I remember when I was ten years old, and the summer had just started. Three months to do whatever the hell I wanted. I was hopelessly bored that afternoon, and my mom suggested that I paint a picture or something. After all, I had a set of watercolors sitting on my desk, so why not?
Well, I did paint a picture, or attempted to do so (my painting skills were not up to par back then), but the appeal was lost on me within fifteen minutes. After my third preschool-level flower of smeared primary colors, I gave up and sat on my bed in a huff. As I sat there belittling my already terrible artwork in woe, one of my school binders slid from it’s spot on my pillow down to my leg. I opened it and noticed all the of extra looseleaf paper that I hadn’t had a chance to use during the school year, and the inspiration hit me like a freight train. Within seconds, I had seated myself on my bed, tucking and situating my many pillows around me, and grabbed a pen from my pen-jar. I could barely get the binder open before the ideas started flowing out of me. I was attempted to get the ink flowing through my pen with a few test scribbles, but my imagination wouldn’t tolerate that. I needed to start writing right then and there.
I quickly scratched a title into the top of the page, and the story-writing had begun. My hand could barely keep up with the words that were flowing through my mind, like a dog-walker trying to keep up with Usain Bolt. My heart rate picking up, I could feel my face growing red with the strain of writing so fast. My fingers ached and cramped, forced to stay in their current position for what felt like hours at a time.
At long last, I flopped back against the wall, letting my pen roll out my of sweaty and ink-smeared hand. Looking down with bloodshot, hungry eyes, I examined the artwork laying in my lap. My first story, and a damn long one, too. As I flipped through the papers, once so clean and now marred with black and blue ink, and I felt a swell of pride with every turn of the page. At ten years old, on a random summer afternoon, I had written fifty pages of what would be my first ever novel.
Now what was the point of this story, reader? To give you a peek into my childhood for shits and giggles? If I wanted that, I would have just posted pictures of the outfit I wore on my first day of school. I wanted this post to, hopefully, help explain that writer’s block wasn’t always there. In fact, it didn’t occur for years after that, and just last year I had to deal with it for the first time.
Nowadays you’ll hear that even the greatest writers had their problems with WB, but they still continued to write, didn’t they? WB is a temporary obstacle in your way. It could last hours, weeks, maybe even years like in my case. But it is still temporary, and you do find that spark of inspiration again. Hell, maybe it’ll hit you when you’re doing your dishes tonight, and you’ll hurry to scrawl a few lines on your dinner plates.

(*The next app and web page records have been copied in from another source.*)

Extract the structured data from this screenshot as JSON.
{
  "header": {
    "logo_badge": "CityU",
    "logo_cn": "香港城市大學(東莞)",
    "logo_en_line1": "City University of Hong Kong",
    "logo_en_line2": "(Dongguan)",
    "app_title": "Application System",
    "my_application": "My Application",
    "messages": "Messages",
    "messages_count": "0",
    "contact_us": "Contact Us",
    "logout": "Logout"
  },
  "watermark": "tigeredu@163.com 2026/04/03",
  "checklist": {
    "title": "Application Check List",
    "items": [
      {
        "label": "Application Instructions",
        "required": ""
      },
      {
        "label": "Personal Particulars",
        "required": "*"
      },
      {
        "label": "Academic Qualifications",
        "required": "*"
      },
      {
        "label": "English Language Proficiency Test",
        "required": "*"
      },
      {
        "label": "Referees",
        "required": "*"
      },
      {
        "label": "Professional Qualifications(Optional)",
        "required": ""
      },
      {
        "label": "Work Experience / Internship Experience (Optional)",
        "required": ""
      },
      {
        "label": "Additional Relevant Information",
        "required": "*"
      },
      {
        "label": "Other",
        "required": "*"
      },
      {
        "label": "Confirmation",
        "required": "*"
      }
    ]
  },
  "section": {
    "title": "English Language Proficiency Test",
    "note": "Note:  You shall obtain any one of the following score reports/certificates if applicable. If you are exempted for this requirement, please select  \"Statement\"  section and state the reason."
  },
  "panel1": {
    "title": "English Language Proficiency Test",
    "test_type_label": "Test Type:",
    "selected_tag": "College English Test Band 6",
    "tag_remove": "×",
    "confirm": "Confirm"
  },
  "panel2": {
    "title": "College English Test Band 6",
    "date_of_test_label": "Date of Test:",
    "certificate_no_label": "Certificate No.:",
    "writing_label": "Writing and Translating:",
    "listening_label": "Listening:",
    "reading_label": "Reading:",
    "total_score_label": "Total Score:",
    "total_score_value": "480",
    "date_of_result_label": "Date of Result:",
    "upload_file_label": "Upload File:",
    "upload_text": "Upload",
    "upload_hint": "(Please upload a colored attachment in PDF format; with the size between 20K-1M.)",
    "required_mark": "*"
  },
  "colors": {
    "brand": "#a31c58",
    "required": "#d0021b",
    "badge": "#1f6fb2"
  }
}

In fact, I had that spark just last week, and since then, I’ve been immersing myself back into my world of storytelling. From one writer to another, give it time. Write a few notes on a scrap of paper, something to get the creative juices flowing. All it takes is that one thing to set off the imagination, and it won’t be long before you’re finishing your novel.
Have a wonderful day, everyone! Eat, play, write to your heart’s content, and always believe in yourself.
Stay gay, my friends.
-Sara, aka The Dyke